Wandering through the shopping centre the other day, intent on getting out as quickly as possible, I saw from the corner of my eye a couple standing in the home wares shop. The reason they caught my eye was the way they were standing. The gent was clearly bored or agitated—he was not closely involved in whatever was happening in the store. His partner had found a salad bowl that she liked, and, having picked up the salad utensils meant to complement it, was tossing an imaginary salad.
This wouldn’t have warranted a double take if it weren’t for how intent she was on this ephemeral dish. It was clear that the salad held great importance for her.
What was she envisioning as she intently practiced the invisible salad toss? Was she imagining herself hosting a midsummer Sunday lunch, surrounded by friends, bottles of chilled Riesling, with a beautiful Caesar salad in her spectacular new designer bowl? Perhaps she was determined to convince her partner to invest in the hypothetical world in which they owned a beautiful salad receptacle, and the good times that such ownership would entail…
It doesn’t matter—we’ll never know. The point is she was creating a narrative in her head that was fuelled by and hinged on the prospect of a purchase. Something about the utensil had engaged her desire for a story that she felt she could identify with.
They bought the bowl. And the utensils.

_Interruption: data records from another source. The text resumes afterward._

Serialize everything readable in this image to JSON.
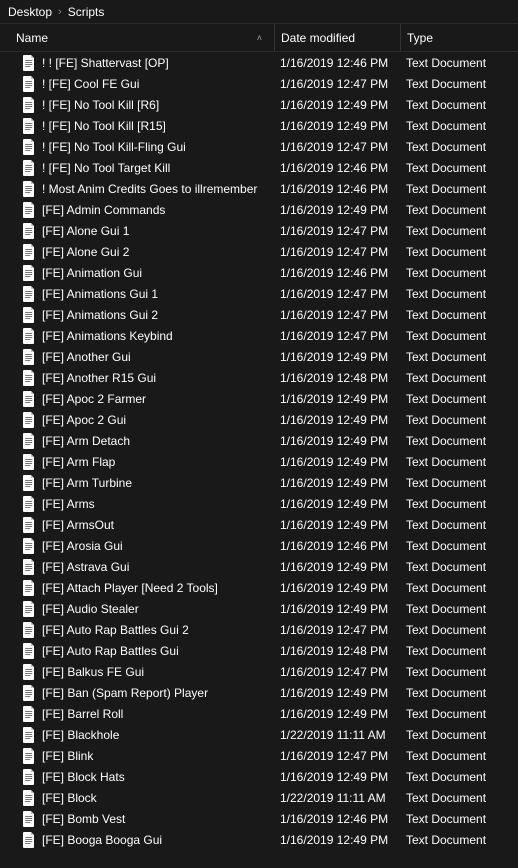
{
  "breadcrumb": {
    "items": [
      "Desktop",
      "Scripts"
    ]
  },
  "columns": {
    "name": "Name",
    "date": "Date modified",
    "type": "Type"
  },
  "files": [
    {
      "name": "! ! [FE] Shattervast [OP]",
      "date": "1/16/2019 12:46 PM",
      "type": "Text Document"
    },
    {
      "name": "! [FE] Cool FE Gui",
      "date": "1/16/2019 12:47 PM",
      "type": "Text Document"
    },
    {
      "name": "! [FE] No Tool Kill [R6]",
      "date": "1/16/2019 12:49 PM",
      "type": "Text Document"
    },
    {
      "name": "! [FE] No Tool Kill [R15]",
      "date": "1/16/2019 12:49 PM",
      "type": "Text Document"
    },
    {
      "name": "! [FE] No Tool Kill-Fling Gui",
      "date": "1/16/2019 12:47 PM",
      "type": "Text Document"
    },
    {
      "name": "! [FE] No Tool Target Kill",
      "date": "1/16/2019 12:46 PM",
      "type": "Text Document"
    },
    {
      "name": "! Most Anim Credits Goes to illremember",
      "date": "1/16/2019 12:46 PM",
      "type": "Text Document"
    },
    {
      "name": "[FE] Admin Commands",
      "date": "1/16/2019 12:49 PM",
      "type": "Text Document"
    },
    {
      "name": "[FE] Alone Gui 1",
      "date": "1/16/2019 12:47 PM",
      "type": "Text Document"
    },
    {
      "name": "[FE] Alone Gui 2",
      "date": "1/16/2019 12:47 PM",
      "type": "Text Document"
    },
    {
      "name": "[FE] Animation Gui",
      "date": "1/16/2019 12:46 PM",
      "type": "Text Document"
    },
    {
      "name": "[FE] Animations Gui 1",
      "date": "1/16/2019 12:47 PM",
      "type": "Text Document"
    },
    {
      "name": "[FE] Animations Gui 2",
      "date": "1/16/2019 12:47 PM",
      "type": "Text Document"
    },
    {
      "name": "[FE] Animations Keybind",
      "date": "1/16/2019 12:47 PM",
      "type": "Text Document"
    },
    {
      "name": "[FE] Another Gui",
      "date": "1/16/2019 12:49 PM",
      "type": "Text Document"
    },
    {
      "name": "[FE] Another R15 Gui",
      "date": "1/16/2019 12:48 PM",
      "type": "Text Document"
    },
    {
      "name": "[FE] Apoc 2 Farmer",
      "date": "1/16/2019 12:49 PM",
      "type": "Text Document"
    },
    {
      "name": "[FE] Apoc 2 Gui",
      "date": "1/16/2019 12:49 PM",
      "type": "Text Document"
    },
    {
      "name": "[FE] Arm Detach",
      "date": "1/16/2019 12:49 PM",
      "type": "Text Document"
    },
    {
      "name": "[FE] Arm Flap",
      "date": "1/16/2019 12:49 PM",
      "type": "Text Document"
    },
    {
      "name": "[FE] Arm Turbine",
      "date": "1/16/2019 12:49 PM",
      "type": "Text Document"
    },
    {
      "name": "[FE] Arms",
      "date": "1/16/2019 12:49 PM",
      "type": "Text Document"
    },
    {
      "name": "[FE] ArmsOut",
      "date": "1/16/2019 12:49 PM",
      "type": "Text Document"
    },
    {
      "name": "[FE] Arosia Gui",
      "date": "1/16/2019 12:46 PM",
      "type": "Text Document"
    },
    {
      "name": "[FE] Astrava Gui",
      "date": "1/16/2019 12:49 PM",
      "type": "Text Document"
    },
    {
      "name": "[FE] Attach Player [Need 2 Tools]",
      "date": "1/16/2019 12:49 PM",
      "type": "Text Document"
    },
    {
      "name": "[FE] Audio Stealer",
      "date": "1/16/2019 12:49 PM",
      "type": "Text Document"
    },
    {
      "name": "[FE] Auto Rap Battles Gui 2",
      "date": "1/16/2019 12:47 PM",
      "type": "Text Document"
    },
    {
      "name": "[FE] Auto Rap Battles Gui",
      "date": "1/16/2019 12:48 PM",
      "type": "Text Document"
    },
    {
      "name": "[FE] Balkus FE Gui",
      "date": "1/16/2019 12:47 PM",
      "type": "Text Document"
    },
    {
      "name": "[FE] Ban (Spam Report) Player",
      "date": "1/16/2019 12:49 PM",
      "type": "Text Document"
    },
    {
      "name": "[FE] Barrel Roll",
      "date": "1/16/2019 12:49 PM",
      "type": "Text Document"
    },
    {
      "name": "[FE] Blackhole",
      "date": "1/22/2019 11:11 AM",
      "type": "Text Document"
    },
    {
      "name": "[FE] Blink",
      "date": "1/16/2019 12:47 PM",
      "type": "Text Document"
    },
    {
      "name": "[FE] Block Hats",
      "date": "1/16/2019 12:49 PM",
      "type": "Text Document"
    },
    {
      "name": "[FE] Block",
      "date": "1/22/2019 11:11 AM",
      "type": "Text Document"
    },
    {
      "name": "[FE] Bomb Vest",
      "date": "1/16/2019 12:46 PM",
      "type": "Text Document"
    },
    {
      "name": "[FE] Booga Booga Gui",
      "date": "1/16/2019 12:49 PM",
      "type": "Text Document"
    }
  ]
}
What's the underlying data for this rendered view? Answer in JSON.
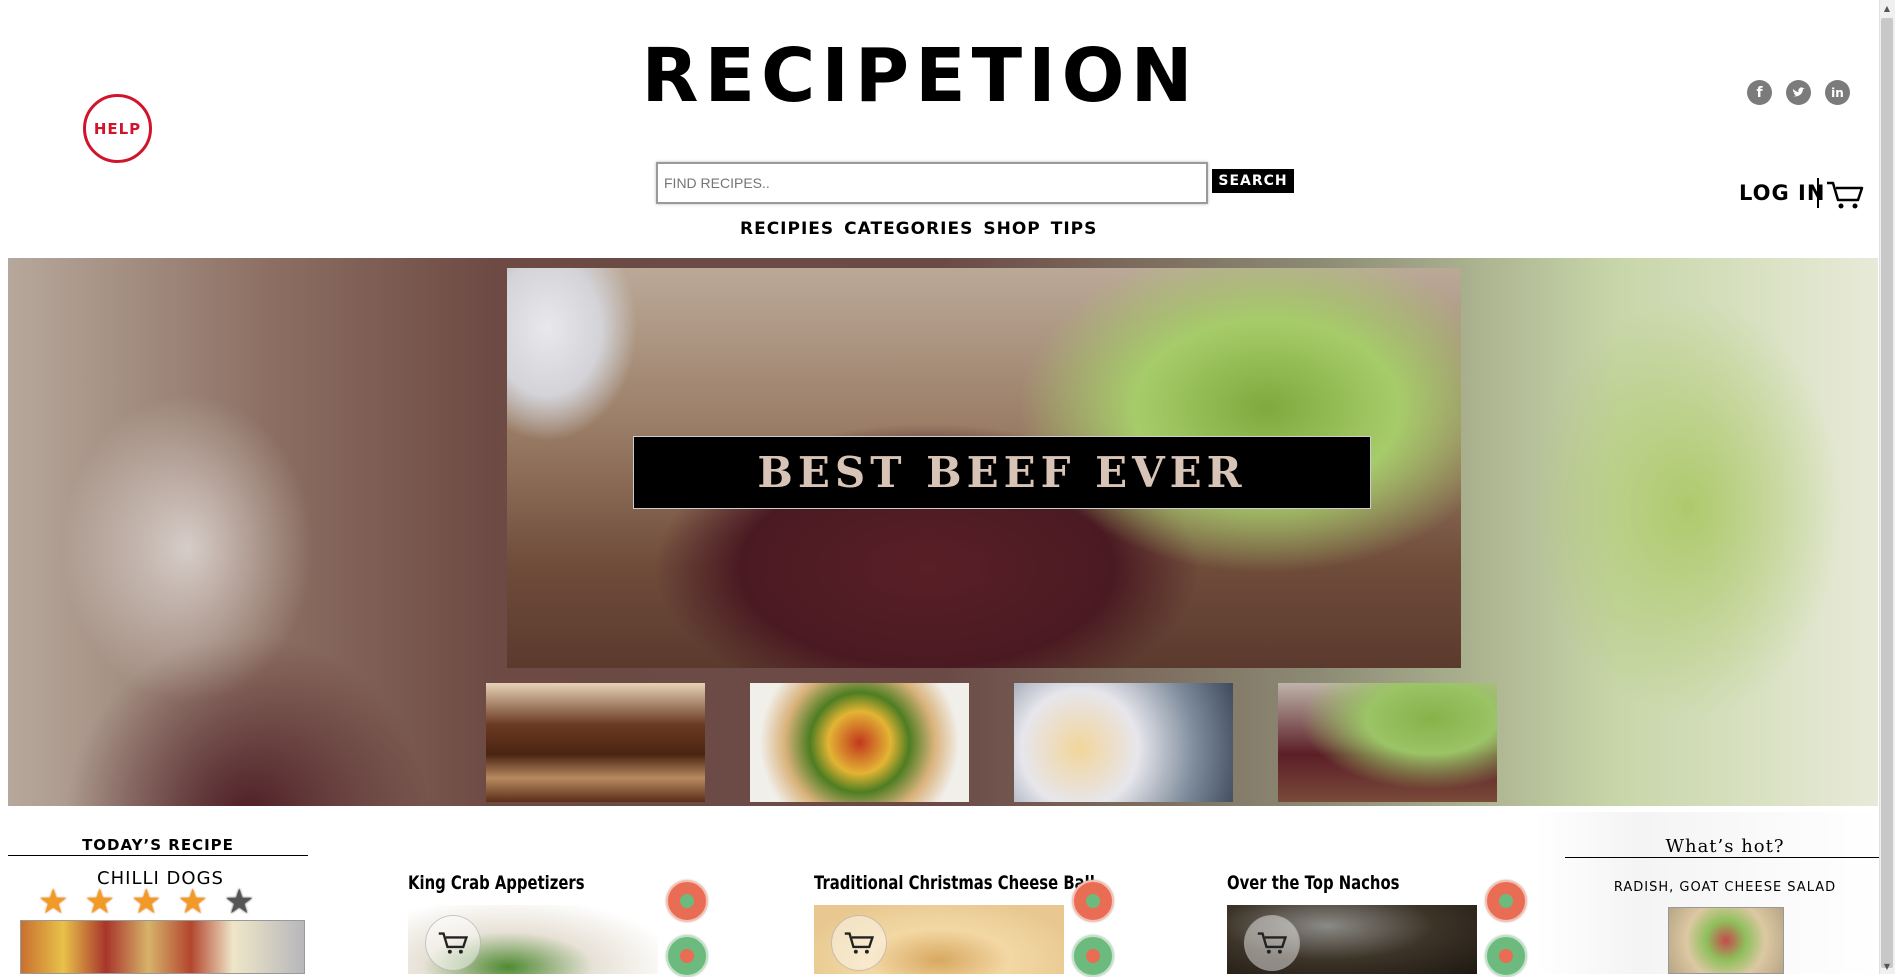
{
  "header": {
    "help_label": "HELP",
    "logo_text": "RECIPETION",
    "search": {
      "placeholder": "FIND RECIPES..",
      "button_label": "SEARCH"
    },
    "nav": [
      "RECIPIES",
      "CATEGORIES",
      "SHOP",
      "TIPS"
    ],
    "social": [
      "facebook-icon",
      "twitter-icon",
      "linkedin-icon"
    ],
    "login_label": "LOG IN"
  },
  "hero": {
    "banner_text": "BEST BEEF EVER",
    "thumbnails": [
      "brownies",
      "pita-veggie",
      "pancakes",
      "beef-salad"
    ]
  },
  "todays_recipe": {
    "heading": "TODAY’S RECIPE",
    "dish": "CHILLI DOGS",
    "rating": 4,
    "max_rating": 5
  },
  "cards": [
    {
      "title": "King Crab Appetizers"
    },
    {
      "title": "Traditional Christmas Cheese Ball"
    },
    {
      "title": "Over the Top Nachos"
    }
  ],
  "whats_hot": {
    "heading": "What’s hot?",
    "item": "RADISH, GOAT CHEESE SALAD"
  },
  "colors": {
    "help_red": "#d0142c",
    "badge_orange": "#e96d55",
    "badge_green": "#6cba7d",
    "star_on": "#f29a25",
    "star_off": "#555555"
  }
}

This is the power of the narrative. Engage your audience with a story that speaks to their desires, that presents a human element they can identify with and project a part of themselves into. Suddenly, they switch from an indifferent punter to being an emotionally engaged customer. Your customer.